:: RECORDS PROVIDED ::

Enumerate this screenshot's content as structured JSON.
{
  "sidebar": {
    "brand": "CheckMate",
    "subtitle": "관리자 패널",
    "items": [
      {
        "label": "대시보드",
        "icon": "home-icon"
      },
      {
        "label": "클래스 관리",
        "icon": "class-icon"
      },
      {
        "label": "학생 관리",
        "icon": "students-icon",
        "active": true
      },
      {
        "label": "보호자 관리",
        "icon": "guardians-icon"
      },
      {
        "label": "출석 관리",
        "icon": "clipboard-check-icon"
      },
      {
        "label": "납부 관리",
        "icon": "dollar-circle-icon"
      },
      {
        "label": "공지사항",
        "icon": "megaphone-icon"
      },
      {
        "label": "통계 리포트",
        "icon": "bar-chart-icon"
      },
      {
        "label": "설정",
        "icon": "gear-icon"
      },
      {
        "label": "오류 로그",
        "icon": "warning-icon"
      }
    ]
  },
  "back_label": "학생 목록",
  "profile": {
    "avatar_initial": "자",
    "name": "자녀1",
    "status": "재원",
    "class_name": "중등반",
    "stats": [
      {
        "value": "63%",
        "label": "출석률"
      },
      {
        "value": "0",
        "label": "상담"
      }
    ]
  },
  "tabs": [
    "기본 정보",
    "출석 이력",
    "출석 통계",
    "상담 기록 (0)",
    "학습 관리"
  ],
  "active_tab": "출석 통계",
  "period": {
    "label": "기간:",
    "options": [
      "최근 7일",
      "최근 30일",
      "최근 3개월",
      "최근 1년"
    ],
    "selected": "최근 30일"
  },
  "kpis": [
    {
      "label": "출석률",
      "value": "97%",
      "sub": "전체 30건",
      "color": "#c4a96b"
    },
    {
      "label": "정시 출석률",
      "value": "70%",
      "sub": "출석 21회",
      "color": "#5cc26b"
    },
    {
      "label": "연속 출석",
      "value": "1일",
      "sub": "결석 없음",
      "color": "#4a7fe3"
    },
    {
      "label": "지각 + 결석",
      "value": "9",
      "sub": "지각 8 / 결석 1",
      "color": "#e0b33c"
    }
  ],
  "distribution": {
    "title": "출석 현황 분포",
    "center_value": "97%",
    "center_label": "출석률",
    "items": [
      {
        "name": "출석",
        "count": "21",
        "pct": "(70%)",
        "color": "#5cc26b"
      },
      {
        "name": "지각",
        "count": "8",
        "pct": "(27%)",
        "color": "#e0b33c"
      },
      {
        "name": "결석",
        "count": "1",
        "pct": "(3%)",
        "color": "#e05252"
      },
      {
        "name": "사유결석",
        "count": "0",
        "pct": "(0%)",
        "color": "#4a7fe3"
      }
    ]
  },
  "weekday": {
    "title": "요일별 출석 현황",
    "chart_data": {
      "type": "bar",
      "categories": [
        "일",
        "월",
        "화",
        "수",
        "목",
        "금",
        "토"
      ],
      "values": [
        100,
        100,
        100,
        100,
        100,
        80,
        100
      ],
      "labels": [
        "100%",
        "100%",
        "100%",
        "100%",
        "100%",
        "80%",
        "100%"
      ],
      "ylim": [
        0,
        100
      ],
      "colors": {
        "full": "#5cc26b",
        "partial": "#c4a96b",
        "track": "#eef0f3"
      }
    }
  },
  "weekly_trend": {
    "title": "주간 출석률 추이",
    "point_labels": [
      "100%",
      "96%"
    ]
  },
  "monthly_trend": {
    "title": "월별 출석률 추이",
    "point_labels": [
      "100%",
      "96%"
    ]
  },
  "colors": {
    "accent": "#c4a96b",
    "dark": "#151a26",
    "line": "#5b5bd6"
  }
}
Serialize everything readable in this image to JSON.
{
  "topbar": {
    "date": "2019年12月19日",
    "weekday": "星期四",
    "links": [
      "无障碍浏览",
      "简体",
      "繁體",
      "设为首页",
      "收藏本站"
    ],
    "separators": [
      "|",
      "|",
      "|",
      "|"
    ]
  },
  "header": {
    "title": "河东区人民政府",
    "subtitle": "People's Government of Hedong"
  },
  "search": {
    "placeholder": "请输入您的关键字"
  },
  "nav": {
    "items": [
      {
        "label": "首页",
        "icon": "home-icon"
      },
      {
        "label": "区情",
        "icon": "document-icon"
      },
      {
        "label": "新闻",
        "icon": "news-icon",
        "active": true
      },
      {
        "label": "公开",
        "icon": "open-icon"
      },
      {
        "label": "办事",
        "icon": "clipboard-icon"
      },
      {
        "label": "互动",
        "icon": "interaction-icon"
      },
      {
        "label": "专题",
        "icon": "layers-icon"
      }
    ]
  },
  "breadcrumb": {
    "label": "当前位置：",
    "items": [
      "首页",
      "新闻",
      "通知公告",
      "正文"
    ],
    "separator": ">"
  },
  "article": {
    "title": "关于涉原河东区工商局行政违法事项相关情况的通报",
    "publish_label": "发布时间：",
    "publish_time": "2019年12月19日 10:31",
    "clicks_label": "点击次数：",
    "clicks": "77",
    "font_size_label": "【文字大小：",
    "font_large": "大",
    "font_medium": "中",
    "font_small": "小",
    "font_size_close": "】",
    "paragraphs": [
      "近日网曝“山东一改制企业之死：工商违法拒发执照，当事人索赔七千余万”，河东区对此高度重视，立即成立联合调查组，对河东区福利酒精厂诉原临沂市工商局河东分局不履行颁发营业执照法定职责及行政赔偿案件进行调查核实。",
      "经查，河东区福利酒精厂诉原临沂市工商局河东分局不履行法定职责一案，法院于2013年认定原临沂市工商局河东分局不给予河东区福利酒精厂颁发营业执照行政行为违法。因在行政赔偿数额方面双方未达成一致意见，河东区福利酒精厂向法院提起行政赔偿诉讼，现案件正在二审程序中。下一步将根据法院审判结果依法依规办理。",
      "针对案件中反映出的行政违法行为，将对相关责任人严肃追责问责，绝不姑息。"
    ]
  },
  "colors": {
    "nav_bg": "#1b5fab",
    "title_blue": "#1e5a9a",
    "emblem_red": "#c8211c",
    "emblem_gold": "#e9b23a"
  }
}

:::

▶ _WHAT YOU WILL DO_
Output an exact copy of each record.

▶ _RESULT_
Enumerate this screenshot's content as structured JSON.
{
  "sidebar": {
    "brand": "CheckMate",
    "subtitle": "관리자 패널",
    "items": [
      {
        "label": "대시보드",
        "icon": "home-icon"
      },
      {
        "label": "클래스 관리",
        "icon": "class-icon"
      },
      {
        "label": "학생 관리",
        "icon": "students-icon",
        "active": true
      },
      {
        "label": "보호자 관리",
        "icon": "guardians-icon"
      },
      {
        "label": "출석 관리",
        "icon": "clipboard-check-icon"
      },
      {
        "label": "납부 관리",
        "icon": "dollar-circle-icon"
      },
      {
        "label": "공지사항",
        "icon": "megaphone-icon"
      },
      {
        "label": "통계 리포트",
        "icon": "bar-chart-icon"
      },
      {
        "label": "설정",
        "icon": "gear-icon"
      },
      {
        "label": "오류 로그",
        "icon": "warning-icon"
      }
    ]
  },
  "back_label": "학생 목록",
  "profile": {
    "avatar_initial": "자",
    "name": "자녀1",
    "status": "재원",
    "class_name": "중등반",
    "stats": [
      {
        "value": "63%",
        "label": "출석률"
      },
      {
        "value": "0",
        "label": "상담"
      }
    ]
  },
  "tabs": [
    "기본 정보",
    "출석 이력",
    "출석 통계",
    "상담 기록 (0)",
    "학습 관리"
  ],
  "active_tab": "출석 통계",
  "period": {
    "label": "기간:",
    "options": [
      "최근 7일",
      "최근 30일",
      "최근 3개월",
      "최근 1년"
    ],
    "selected": "최근 30일"
  },
  "kpis": [
    {
      "label": "출석률",
      "value": "97%",
      "sub": "전체 30건",
      "color": "#c4a96b"
    },
    {
      "label": "정시 출석률",
      "value": "70%",
      "sub": "출석 21회",
      "color": "#5cc26b"
    },
    {
      "label": "연속 출석",
      "value": "1일",
      "sub": "결석 없음",
      "color": "#4a7fe3"
    },
    {
      "label": "지각 + 결석",
      "value": "9",
      "sub": "지각 8 / 결석 1",
      "color": "#e0b33c"
    }
  ],
  "distribution": {
    "title": "출석 현황 분포",
    "center_value": "97%",
    "center_label": "출석률",
    "items": [
      {
        "name": "출석",
        "count": "21",
        "pct": "(70%)",
        "color": "#5cc26b"
      },
      {
        "name": "지각",
        "count": "8",
        "pct": "(27%)",
        "color": "#e0b33c"
      },
      {
        "name": "결석",
        "count": "1",
        "pct": "(3%)",
        "color": "#e05252"
      },
      {
        "name": "사유결석",
        "count": "0",
        "pct": "(0%)",
        "color": "#4a7fe3"
      }
    ]
  },
  "weekday": {
    "title": "요일별 출석 현황",
    "chart_data": {
      "type": "bar",
      "categories": [
        "일",
        "월",
        "화",
        "수",
        "목",
        "금",
        "토"
      ],
      "values": [
        100,
        100,
        100,
        100,
        100,
        80,
        100
      ],
      "labels": [
        "100%",
        "100%",
        "100%",
        "100%",
        "100%",
        "80%",
        "100%"
      ],
      "ylim": [
        0,
        100
      ],
      "colors": {
        "full": "#5cc26b",
        "partial": "#c4a96b",
        "track": "#eef0f3"
      }
    }
  },
  "weekly_trend": {
    "title": "주간 출석률 추이",
    "point_labels": [
      "100%",
      "96%"
    ]
  },
  "monthly_trend": {
    "title": "월별 출석률 추이",
    "point_labels": [
      "100%",
      "96%"
    ]
  },
  "colors": {
    "accent": "#c4a96b",
    "dark": "#151a26",
    "line": "#5b5bd6"
  }
}
Serialize everything readable in this image to JSON.
{
  "topbar": {
    "date": "2019年12月19日",
    "weekday": "星期四",
    "links": [
      "无障碍浏览",
      "简体",
      "繁體",
      "设为首页",
      "收藏本站"
    ],
    "separators": [
      "|",
      "|",
      "|",
      "|"
    ]
  },
  "header": {
    "title": "河东区人民政府",
    "subtitle": "People's Government of Hedong"
  },
  "search": {
    "placeholder": "请输入您的关键字"
  },
  "nav": {
    "items": [
      {
        "label": "首页",
        "icon": "home-icon"
      },
      {
        "label": "区情",
        "icon": "document-icon"
      },
      {
        "label": "新闻",
        "icon": "news-icon",
        "active": true
      },
      {
        "label": "公开",
        "icon": "open-icon"
      },
      {
        "label": "办事",
        "icon": "clipboard-icon"
      },
      {
        "label": "互动",
        "icon": "interaction-icon"
      },
      {
        "label": "专题",
        "icon": "layers-icon"
      }
    ]
  },
  "breadcrumb": {
    "label": "当前位置：",
    "items": [
      "首页",
      "新闻",
      "通知公告",
      "正文"
    ],
    "separator": ">"
  },
  "article": {
    "title": "关于涉原河东区工商局行政违法事项相关情况的通报",
    "publish_label": "发布时间：",
    "publish_time": "2019年12月19日 10:31",
    "clicks_label": "点击次数：",
    "clicks": "77",
    "font_size_label": "【文字大小：",
    "font_large": "大",
    "font_medium": "中",
    "font_small": "小",
    "font_size_close": "】",
    "paragraphs": [
      "近日网曝“山东一改制企业之死：工商违法拒发执照，当事人索赔七千余万”，河东区对此高度重视，立即成立联合调查组，对河东区福利酒精厂诉原临沂市工商局河东分局不履行颁发营业执照法定职责及行政赔偿案件进行调查核实。",
      "经查，河东区福利酒精厂诉原临沂市工商局河东分局不履行法定职责一案，法院于2013年认定原临沂市工商局河东分局不给予河东区福利酒精厂颁发营业执照行政行为违法。因在行政赔偿数额方面双方未达成一致意见，河东区福利酒精厂向法院提起行政赔偿诉讼，现案件正在二审程序中。下一步将根据法院审判结果依法依规办理。",
      "针对案件中反映出的行政违法行为，将对相关责任人严肃追责问责，绝不姑息。"
    ]
  },
  "colors": {
    "nav_bg": "#1b5fab",
    "title_blue": "#1e5a9a",
    "emblem_red": "#c8211c",
    "emblem_gold": "#e9b23a"
  }
}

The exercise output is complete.